"The Trenchant Observer" is edited and published by The Observer, an international lawyer who has taught International Law, Human Rights, and Comparative Law at major U.S. universities, including Harvard, Brandeis, the University of Pittsburgh, and the University of Kansas. He is a former staff attorney at the Inter-American Commission on Human Rights of the Organization of American States (IACHR), where he was in charge of Brazil, Haiti, Mexico and the United States, and also worked on complaints from and reports on other countries including Argentina, Chile, Uruguay, El Salvador, Nicaragua, and Guatemala. As an international development expert, he has worked on Rule of Law, Human Rights, and Judicial Reform in a number of countries in Latin America, the Caribbean, Africa, the Middle East, South Asia, and the Russian Federation.
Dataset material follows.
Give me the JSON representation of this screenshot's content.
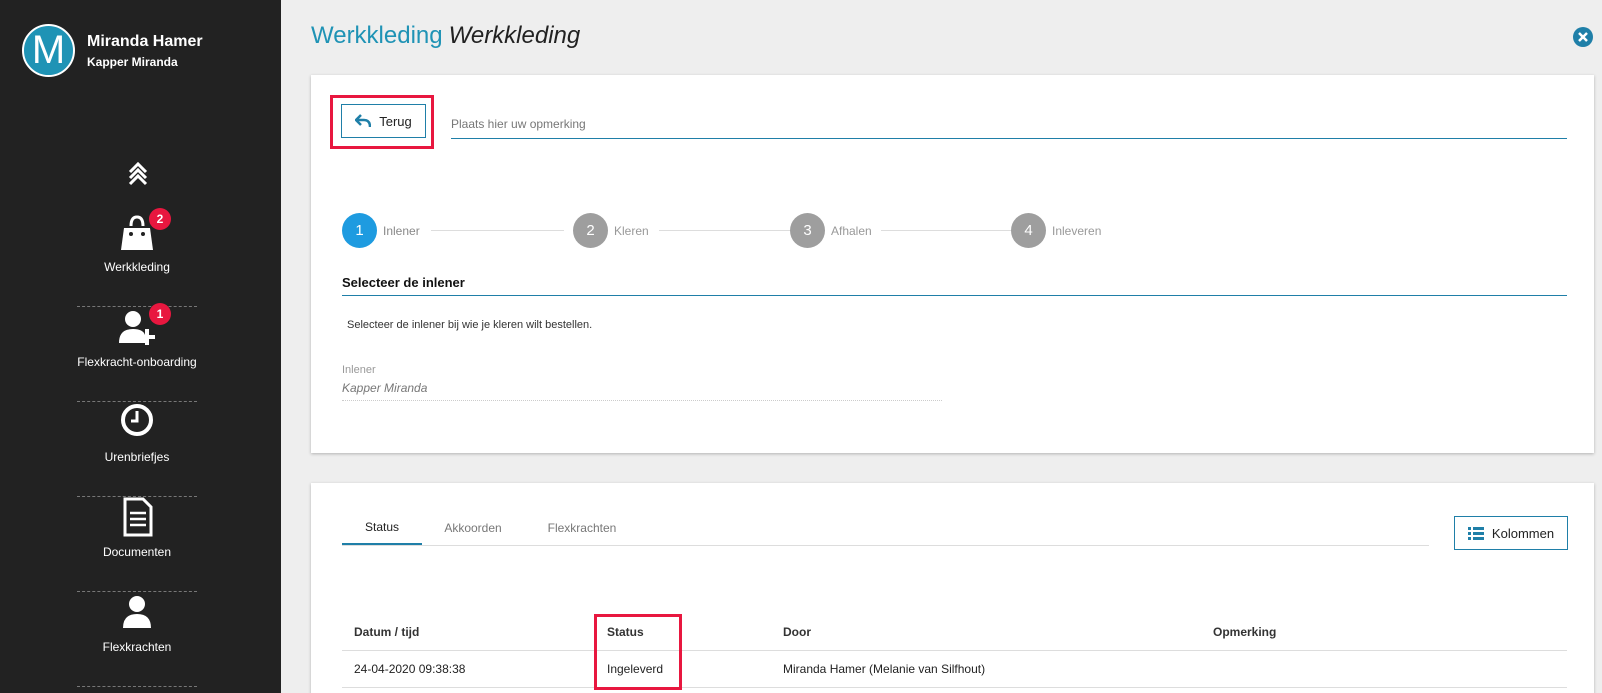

In the private sector, The Observer has worked as an international attorney for a leading national law firm and major global companies, on joint ventures and other matters in a number of countries in Europe (including Russia and the Ukraine), throughout Latin America and the Caribbean, and in Australia, Indonesia, Vietnam, China and Japan. The Trenchant Observer blog provides an unfiltered international perspective for news and opinion on current events, in their historical context, drawing on a daily review of leading German, French, Spanish and English newspapers as well as the New York Times, the Wall Street Journal, the Washington Post, and other American newspapers, and on sources in other countries relevant to issues being analyzed. The Observer speaks fluent English, French, German, Portuguese and Spanish, and also knows other languages. He holds an S.J.D. or Doctor of Juridical Science in International Law from Harvard University, and a Doctor of Law (J.D.) and a Master of the Science of Law (J.S.M.), from Stanford University. As an undergraduate, he received a Bachelor of Arts degree, also from Stanford, where he graduated “With Great Distinction” (summa cum laude) and received the James Birdsall Weter Prize for the best Senior Honors Thesis in History. In addition to having taught as a Lecturer on Law at Harvard Law School, The Observer has been a Visiting Scholar at Harvard University's Center for International Affairs (CFIA). His fellowships include a Stanford Postdoctoral Fellowship in Law and Development, the Rómulo Gallegos Fellowship in International Human Rights awarded by the Inter-American Commission on Human Rights, and a Harvard MacArthur Fellowship in International Peace and Security. Beyond his articles in The Trenchant Observer, he is the author of two books and numerous scholarly articles on subjects of international and comparative law. Currently he is working on a manuscript drawing on the best articles that have appeared in the blog.